**Task inputs**.
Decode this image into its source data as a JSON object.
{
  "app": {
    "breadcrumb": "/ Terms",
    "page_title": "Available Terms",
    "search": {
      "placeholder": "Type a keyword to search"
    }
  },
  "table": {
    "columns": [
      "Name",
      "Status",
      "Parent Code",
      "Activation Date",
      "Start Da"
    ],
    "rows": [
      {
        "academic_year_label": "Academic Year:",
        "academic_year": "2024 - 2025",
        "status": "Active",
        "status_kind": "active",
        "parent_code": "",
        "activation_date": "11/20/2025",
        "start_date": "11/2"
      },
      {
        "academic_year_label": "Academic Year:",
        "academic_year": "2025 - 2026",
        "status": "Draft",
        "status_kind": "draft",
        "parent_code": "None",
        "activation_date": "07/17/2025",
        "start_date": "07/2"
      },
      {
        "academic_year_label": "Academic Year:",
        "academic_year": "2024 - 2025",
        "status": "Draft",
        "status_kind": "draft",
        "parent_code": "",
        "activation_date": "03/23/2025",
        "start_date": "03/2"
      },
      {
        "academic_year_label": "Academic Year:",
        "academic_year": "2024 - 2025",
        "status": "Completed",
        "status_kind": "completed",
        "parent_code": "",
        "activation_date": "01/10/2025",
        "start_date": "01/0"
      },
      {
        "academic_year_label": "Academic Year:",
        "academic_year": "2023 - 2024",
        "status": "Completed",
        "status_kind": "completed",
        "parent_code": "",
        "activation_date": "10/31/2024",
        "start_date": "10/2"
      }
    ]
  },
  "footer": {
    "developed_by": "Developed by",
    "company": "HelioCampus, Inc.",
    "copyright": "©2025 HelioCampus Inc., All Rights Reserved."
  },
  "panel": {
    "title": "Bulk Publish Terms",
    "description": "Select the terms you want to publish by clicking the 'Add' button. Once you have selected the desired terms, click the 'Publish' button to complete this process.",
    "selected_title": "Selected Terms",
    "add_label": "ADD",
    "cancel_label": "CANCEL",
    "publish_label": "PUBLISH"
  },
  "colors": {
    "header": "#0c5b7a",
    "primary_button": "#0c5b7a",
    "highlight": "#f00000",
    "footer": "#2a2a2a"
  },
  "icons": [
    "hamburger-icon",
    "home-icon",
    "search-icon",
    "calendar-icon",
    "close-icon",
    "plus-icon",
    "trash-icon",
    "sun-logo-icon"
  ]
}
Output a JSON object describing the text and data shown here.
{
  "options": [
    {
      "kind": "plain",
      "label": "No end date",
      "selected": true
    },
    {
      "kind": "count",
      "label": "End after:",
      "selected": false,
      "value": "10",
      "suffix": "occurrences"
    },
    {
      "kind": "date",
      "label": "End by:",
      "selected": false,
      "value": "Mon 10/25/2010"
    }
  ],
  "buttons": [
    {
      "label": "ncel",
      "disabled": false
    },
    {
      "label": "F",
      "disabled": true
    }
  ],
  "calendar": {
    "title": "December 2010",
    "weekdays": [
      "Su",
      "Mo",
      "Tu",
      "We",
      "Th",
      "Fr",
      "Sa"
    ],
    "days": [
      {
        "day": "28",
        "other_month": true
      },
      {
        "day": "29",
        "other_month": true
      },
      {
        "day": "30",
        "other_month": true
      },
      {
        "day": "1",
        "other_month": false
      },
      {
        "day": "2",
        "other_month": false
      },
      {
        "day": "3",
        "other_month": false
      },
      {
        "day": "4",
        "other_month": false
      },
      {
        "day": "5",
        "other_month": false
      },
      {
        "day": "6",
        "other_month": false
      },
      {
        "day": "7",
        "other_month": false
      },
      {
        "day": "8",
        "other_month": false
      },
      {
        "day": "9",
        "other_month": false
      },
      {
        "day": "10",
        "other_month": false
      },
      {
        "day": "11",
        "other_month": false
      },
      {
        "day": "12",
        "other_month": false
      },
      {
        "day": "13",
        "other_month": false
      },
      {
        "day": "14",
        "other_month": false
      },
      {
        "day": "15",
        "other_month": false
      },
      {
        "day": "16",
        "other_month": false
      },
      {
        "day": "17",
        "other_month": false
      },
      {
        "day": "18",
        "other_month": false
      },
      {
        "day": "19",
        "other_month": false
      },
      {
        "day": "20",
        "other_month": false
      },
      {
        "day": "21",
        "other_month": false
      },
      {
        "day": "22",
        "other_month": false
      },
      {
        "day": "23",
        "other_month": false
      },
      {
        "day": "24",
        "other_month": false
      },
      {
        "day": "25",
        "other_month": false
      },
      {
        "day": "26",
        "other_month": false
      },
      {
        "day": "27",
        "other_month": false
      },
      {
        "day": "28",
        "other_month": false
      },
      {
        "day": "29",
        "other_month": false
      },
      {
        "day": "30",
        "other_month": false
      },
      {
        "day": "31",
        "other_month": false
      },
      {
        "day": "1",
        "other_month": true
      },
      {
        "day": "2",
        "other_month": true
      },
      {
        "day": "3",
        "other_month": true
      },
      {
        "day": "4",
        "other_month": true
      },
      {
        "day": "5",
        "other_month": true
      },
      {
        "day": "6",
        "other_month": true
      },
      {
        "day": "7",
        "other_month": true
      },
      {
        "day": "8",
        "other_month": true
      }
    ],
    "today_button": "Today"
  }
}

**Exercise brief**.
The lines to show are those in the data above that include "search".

**Task answer**.
    "search": {
      "placeholder": "Type a keyword to search"
    "search-icon",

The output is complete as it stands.